__WHAT IS REQUIRED__.
Keyword search on "Sets": report each line of the records that contains it.

[Data records]
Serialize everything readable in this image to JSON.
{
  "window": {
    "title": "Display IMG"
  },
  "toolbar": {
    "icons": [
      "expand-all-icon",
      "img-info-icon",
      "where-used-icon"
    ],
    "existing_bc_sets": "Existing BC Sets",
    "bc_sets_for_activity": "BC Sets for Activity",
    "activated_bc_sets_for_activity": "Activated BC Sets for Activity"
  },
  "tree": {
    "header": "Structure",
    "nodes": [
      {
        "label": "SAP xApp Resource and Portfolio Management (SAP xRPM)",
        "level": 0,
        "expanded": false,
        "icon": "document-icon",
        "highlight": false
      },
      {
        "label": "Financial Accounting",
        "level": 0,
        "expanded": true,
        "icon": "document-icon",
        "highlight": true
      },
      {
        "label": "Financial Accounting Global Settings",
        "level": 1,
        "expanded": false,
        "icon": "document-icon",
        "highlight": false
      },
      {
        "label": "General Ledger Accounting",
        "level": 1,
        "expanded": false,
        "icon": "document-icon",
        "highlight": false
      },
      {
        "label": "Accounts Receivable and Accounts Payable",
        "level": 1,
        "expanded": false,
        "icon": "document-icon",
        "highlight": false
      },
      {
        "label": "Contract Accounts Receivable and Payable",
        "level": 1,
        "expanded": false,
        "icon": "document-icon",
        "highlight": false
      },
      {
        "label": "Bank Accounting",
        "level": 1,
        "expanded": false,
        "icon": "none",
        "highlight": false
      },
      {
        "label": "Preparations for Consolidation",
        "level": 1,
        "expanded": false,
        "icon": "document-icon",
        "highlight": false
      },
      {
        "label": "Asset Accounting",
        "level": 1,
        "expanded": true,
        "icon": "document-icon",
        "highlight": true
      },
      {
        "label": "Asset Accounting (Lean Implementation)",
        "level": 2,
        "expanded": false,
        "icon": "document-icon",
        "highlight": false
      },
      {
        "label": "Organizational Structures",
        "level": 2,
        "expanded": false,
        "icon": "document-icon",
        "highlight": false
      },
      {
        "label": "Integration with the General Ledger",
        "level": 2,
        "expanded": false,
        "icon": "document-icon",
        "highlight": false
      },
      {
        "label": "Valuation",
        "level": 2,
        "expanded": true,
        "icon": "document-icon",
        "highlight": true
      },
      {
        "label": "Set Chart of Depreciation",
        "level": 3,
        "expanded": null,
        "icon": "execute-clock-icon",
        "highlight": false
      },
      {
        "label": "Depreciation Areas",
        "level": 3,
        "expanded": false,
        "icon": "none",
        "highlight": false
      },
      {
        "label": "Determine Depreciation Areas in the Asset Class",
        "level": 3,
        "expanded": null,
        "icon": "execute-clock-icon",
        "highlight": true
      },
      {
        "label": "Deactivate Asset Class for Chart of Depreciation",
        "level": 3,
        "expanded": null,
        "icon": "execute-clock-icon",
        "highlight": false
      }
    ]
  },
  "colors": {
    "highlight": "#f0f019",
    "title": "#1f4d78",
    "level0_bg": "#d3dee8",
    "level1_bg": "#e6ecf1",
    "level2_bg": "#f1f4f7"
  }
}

__RESULT OF THIS EXERCISE__.
    "existing_bc_sets": "Existing BC Sets",
    "bc_sets_for_activity": "BC Sets for Activity",
    "activated_bc_sets_for_activity": "Activated BC Sets for Activity"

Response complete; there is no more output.